, Volume 24, Issue 3, pp 427-438
Date: 04 Jan 2013

Anthropometric characteristics and risk of lymphoid and myeloid leukemia in the European Prospective Investigation into Cancer and Nutrition (EPIC)

Rent the article at a discount

Rent now

* Final gross prices may vary according to local VAT.

Get Access

Abstract

Purpose

Overweight and obesity have been suggested as a risk factor for leukemia. Impaired immune function associated with obesity, increased insulin-like growth factor-I activity and stimulating effects of leptin suggest a possible biological link between anthropometric measures and leukemia. However, evidence from epidemiological studies has been inconsistent. We examined the potential association between prospective measurements of body size and risk of leukemia among participants of the European Prospective Investigation into Cancer and Nutrition (EPIC).

Methods

During follow-up (mean = 11.52 years, standard deviation = 2.63), 671 leukemia (lymphoid leukemia = 50.1 %, myeloid leukemia = 43.2 %) cases were identified.

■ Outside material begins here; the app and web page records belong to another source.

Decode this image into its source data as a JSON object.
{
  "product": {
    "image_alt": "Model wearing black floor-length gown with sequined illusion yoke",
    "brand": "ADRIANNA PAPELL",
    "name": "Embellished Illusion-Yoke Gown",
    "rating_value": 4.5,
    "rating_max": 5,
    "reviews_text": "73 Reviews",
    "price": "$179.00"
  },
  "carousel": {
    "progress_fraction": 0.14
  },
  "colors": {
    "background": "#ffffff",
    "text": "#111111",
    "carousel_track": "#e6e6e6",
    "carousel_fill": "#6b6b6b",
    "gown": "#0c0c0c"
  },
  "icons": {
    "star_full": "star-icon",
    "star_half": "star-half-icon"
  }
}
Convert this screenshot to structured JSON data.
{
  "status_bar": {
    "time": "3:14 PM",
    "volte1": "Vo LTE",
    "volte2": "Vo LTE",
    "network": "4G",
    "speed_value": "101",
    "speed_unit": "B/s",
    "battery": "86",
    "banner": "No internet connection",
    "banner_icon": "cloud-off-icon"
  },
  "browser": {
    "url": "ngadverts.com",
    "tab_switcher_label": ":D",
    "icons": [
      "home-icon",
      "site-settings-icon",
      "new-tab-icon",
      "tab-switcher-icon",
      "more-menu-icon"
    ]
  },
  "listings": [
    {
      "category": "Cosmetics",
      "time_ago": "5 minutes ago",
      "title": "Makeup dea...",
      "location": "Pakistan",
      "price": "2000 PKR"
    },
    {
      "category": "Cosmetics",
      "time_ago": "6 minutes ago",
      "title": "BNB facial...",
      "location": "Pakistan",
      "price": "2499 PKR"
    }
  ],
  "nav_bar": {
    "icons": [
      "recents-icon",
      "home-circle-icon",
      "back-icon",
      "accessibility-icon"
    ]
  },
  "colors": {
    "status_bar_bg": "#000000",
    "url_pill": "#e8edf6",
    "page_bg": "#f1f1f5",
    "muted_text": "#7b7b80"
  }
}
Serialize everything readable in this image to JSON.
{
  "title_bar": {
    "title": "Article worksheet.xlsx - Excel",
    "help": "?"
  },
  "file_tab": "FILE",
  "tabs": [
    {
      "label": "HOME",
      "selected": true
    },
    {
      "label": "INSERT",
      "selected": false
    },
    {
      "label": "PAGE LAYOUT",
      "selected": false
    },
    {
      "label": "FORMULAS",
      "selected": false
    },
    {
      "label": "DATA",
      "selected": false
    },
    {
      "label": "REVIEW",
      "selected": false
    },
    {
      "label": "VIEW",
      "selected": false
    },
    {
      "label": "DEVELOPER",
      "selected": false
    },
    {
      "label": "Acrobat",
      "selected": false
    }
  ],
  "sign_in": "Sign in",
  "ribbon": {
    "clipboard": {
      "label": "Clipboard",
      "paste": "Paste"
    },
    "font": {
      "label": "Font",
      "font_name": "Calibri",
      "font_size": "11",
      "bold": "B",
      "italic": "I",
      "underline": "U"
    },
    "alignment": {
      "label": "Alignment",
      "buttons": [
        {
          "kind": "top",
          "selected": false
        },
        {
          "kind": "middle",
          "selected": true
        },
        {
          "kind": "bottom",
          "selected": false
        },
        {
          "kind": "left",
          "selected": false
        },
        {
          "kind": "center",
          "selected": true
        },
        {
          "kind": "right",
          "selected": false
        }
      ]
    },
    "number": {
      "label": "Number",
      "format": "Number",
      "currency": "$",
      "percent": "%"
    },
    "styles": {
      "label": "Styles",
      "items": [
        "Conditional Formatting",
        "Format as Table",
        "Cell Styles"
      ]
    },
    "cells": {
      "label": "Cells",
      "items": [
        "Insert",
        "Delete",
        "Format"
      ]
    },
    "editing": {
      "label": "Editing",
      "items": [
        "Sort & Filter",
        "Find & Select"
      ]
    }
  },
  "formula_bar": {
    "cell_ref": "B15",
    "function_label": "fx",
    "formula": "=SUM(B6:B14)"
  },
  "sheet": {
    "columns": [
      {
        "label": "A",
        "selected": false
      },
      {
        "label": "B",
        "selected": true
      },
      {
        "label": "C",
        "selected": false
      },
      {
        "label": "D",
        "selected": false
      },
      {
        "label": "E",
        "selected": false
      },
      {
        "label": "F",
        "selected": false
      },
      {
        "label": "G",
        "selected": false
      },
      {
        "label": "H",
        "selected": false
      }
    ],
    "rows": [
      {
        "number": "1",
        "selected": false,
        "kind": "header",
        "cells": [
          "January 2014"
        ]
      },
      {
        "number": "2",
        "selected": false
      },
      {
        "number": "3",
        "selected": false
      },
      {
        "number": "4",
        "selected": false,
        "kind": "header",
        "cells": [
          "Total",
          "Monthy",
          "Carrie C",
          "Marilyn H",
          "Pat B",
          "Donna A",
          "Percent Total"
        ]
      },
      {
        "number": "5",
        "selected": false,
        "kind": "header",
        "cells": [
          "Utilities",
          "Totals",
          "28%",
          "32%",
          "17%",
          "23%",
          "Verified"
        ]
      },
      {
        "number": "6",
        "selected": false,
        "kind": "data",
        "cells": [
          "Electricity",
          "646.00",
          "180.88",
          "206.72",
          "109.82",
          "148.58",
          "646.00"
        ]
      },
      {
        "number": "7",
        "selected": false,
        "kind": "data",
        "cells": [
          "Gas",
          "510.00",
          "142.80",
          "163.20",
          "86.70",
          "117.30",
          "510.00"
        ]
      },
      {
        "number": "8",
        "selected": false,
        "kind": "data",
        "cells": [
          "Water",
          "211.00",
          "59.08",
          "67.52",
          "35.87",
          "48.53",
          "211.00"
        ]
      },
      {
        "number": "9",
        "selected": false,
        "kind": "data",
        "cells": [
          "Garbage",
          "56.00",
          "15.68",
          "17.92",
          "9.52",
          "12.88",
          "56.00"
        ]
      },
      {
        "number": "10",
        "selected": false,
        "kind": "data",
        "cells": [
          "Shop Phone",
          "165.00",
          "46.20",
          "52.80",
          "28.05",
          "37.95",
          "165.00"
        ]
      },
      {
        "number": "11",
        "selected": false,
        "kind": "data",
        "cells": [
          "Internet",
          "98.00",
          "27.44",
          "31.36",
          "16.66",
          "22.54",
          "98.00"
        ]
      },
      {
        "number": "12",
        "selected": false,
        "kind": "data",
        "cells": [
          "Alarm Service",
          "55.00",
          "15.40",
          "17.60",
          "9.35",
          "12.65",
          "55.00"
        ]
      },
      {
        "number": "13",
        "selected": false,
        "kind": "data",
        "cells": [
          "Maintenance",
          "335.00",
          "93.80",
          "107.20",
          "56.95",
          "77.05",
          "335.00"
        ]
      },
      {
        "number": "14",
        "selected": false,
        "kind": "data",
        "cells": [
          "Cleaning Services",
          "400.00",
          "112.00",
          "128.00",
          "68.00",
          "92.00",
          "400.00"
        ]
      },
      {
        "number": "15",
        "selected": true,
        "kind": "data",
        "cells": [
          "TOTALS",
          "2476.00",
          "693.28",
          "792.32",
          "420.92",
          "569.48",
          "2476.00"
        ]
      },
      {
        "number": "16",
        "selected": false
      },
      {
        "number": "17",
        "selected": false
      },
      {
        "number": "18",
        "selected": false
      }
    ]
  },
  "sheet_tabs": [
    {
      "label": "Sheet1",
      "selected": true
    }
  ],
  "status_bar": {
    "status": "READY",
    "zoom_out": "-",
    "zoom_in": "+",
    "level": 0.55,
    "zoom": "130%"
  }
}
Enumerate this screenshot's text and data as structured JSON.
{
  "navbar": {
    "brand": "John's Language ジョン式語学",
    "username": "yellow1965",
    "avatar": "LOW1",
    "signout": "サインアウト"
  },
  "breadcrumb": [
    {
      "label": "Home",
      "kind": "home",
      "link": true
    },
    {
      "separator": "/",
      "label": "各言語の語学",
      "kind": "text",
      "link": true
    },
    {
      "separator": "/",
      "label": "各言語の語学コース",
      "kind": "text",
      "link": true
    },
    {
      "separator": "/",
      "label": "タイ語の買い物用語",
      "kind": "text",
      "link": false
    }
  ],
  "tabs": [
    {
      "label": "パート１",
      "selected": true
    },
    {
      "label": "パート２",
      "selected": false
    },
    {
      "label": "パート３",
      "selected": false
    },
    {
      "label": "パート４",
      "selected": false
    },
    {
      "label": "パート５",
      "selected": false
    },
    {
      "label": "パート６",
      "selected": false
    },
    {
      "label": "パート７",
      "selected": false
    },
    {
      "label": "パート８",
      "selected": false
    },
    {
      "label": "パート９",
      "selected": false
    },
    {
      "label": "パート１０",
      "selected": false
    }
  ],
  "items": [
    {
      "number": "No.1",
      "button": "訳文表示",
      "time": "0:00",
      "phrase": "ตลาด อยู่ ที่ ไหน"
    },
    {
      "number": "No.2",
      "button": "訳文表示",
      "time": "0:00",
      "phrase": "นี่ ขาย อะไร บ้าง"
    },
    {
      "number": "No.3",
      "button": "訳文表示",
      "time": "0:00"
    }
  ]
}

Anthropometric measures including weight, height, body mass index (BMI), waist circumference (WC), hip circumference, and waist-to-hip ratio (WHR) were measured. Cox proportional hazard models were used to explore the association between anthropometric measures and risk of leukemia.

Results

No associations were observed between anthropometric measures and total leukemia, and lymphoid leukemia. Risk of myeloid leukemia significantly increased for higher categories of BMI and WC among women. Analyses by subtype of myeloid leukemia showed an increased risk of acute myeloid leukemia (AML) for higher categories of WHR among women. This association seemed to be reversed for chronic myeloid leukemia. No association between anthropometric measures and myeloid leukemia were observed among men except an increased risk of AML with height.

Conclusion

The study showed no associations between anthropometric measures and total leukemia, and lymphoid leukemia among men and women. A possible association between BMI as general obesity and WC as abdominal obesity and increased risk of myeloid leukemia among women were observed.

Paolo Vineis and Roel Vermeulen: Co-last authors.